You have a tiered-rate energy plan or one with usage credits.
A tiered rate electricity plan discloses the price you’ll pay for exactly 500, 1,000, and 2,000 kWh usage per month.
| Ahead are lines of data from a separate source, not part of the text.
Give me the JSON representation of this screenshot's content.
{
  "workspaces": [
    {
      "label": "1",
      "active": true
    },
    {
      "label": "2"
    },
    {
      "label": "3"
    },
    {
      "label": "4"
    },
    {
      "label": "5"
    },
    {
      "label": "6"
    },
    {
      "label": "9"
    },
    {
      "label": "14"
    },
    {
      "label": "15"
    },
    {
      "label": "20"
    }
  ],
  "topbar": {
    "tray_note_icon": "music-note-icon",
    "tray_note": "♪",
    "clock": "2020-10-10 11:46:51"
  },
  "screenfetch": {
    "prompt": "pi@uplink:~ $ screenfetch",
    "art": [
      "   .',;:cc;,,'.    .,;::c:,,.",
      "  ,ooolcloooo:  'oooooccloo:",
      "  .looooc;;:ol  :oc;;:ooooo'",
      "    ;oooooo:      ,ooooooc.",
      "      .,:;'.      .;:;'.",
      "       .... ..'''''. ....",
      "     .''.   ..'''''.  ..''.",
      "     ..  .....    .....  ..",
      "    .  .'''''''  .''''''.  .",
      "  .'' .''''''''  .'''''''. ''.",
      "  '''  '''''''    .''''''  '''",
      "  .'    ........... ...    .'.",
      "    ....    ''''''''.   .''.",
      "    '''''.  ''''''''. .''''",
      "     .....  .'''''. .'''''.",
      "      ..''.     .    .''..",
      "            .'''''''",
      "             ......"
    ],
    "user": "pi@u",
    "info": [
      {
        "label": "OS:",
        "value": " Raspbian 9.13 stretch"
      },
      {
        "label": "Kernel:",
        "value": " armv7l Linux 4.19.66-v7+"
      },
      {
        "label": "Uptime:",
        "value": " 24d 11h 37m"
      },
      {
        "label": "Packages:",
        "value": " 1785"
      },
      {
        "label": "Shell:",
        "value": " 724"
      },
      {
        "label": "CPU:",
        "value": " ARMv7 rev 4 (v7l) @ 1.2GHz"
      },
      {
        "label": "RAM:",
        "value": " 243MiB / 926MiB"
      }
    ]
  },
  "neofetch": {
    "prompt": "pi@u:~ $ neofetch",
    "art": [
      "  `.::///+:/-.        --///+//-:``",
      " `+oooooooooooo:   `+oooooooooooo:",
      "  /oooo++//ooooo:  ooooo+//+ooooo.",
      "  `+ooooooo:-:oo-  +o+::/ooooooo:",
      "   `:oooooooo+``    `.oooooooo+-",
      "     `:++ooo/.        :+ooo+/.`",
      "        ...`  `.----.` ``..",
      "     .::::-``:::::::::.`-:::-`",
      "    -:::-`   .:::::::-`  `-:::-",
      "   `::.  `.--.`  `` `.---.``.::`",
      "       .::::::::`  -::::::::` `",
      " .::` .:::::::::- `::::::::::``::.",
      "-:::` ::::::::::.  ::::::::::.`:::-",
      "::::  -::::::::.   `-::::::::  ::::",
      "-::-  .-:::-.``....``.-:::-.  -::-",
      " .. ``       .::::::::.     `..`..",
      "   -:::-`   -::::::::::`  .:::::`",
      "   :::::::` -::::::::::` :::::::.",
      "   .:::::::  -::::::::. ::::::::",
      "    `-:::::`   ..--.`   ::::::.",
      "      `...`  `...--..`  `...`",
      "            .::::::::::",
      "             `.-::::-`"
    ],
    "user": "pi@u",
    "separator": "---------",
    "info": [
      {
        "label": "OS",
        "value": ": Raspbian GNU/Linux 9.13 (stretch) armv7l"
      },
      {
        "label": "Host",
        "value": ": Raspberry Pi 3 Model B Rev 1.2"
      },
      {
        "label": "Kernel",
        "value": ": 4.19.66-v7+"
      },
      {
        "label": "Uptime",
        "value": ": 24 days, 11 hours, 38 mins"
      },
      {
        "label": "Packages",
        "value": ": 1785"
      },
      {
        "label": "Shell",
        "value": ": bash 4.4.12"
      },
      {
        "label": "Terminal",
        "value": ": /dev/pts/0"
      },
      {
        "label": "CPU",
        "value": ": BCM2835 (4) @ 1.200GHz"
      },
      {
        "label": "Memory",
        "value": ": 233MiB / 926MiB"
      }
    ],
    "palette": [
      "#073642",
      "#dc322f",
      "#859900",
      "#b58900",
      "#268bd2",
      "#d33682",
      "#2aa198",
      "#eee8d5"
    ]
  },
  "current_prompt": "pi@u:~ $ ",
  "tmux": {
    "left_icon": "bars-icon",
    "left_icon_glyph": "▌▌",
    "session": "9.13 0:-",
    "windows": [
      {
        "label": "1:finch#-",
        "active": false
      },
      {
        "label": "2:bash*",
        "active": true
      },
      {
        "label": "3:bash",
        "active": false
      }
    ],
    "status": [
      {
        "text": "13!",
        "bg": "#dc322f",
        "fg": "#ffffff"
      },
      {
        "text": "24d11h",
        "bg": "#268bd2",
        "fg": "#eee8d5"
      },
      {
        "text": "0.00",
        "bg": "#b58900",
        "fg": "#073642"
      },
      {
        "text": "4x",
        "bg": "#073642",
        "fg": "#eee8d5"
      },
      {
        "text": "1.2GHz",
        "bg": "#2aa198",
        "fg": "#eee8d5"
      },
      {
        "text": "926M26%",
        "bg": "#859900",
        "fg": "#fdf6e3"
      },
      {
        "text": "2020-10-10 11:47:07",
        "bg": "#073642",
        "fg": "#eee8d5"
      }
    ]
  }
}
It is not a range.
If you’re not careful, using a kilowatt above or below those usage points can lead to dramatic changes in cost.
After Texas deregulated its energy sector in the early 2000s, the Public Utility Commission of Texas (PUCT) required retail electricity providers to disclose rates at three usage levels: 500, 1,000, and 2,000 kilowatt-hours (kWh).
This enabled electricity providers to advertise incredibly low rates at exactly 500, 1000, or 2000 kWh usage.
Known as teaser rates, these cheap and eye-catching rates entice shoppers with prices that are too good to be true.
Almost no one uses precisely 500, 1000, or 2000 kWh monthly.
While it’s possible to consume, on average, 1000 kWh of electricity each month, your usage will fluctuate dramatically from one month to the next month, especially during summer in Texas.
There are tiered rate plans where the rate per kilowatt-hour can increase as much as 20 cents or more if customers exceed 1,000 kWh per month – even by one kilowatt.
Consequently, you will likely find yourself paying much more than you anticipated when you choose an energy plan with a tiered rate structure.
How can you tell if a plan has a tiered-rate structure and if it’s suitable for your home?
There are various tiered energy rates, including flat fees and credits based on specific kWh usage or a combination.
To determine if a rate seems too good to be true, look at the plan’s electricity facts label (EFL) and carefully review it.
Bill credits are another way electricity companies advertise cheap rates.
Energy companies trick consumers into thinking they are getting a super-low rate by including a steep discount (called a usage credit) at exactly 500, 1000, or 2000 kWh of usage.
Like tiered-rate plans, you only get the discount at a specific usage point or range. For example, if you use between 1,000 – 2,000 kWh per month.
Anything outside of the specified rate of the range will cost you more.
Tiered or usage credit plans can work to your advantage. A tiered or usage credit plan might be right for you when you shop and compare plans with your home’s historical usage profile.
You won’t have to worry about tiers and credits on ComparePower. Simply enter your usage history, and we’ll instantly do the math for you to calculate your best plan and rate. No tricks or gimmicks.
How to Lower High Electric Bill FAQs
How can I reduce my electric bill?
The best way to reduce your electricity bill is to ensure that your energy plan is ideal for the usage profile of your home. Enter the historical usage of your home on ComparePower.com to find the right plan for your home in minutes.
What is a typical electric bill in Texas?
The average retail price of residential electricity in Texas is 13.15 cents/kWh, according to the U.S. Energy Information Administration. If the typical Texan uses 1,132 kWh/month on average, at 13.15 cents/kWh, the electric bill would be around $148.90.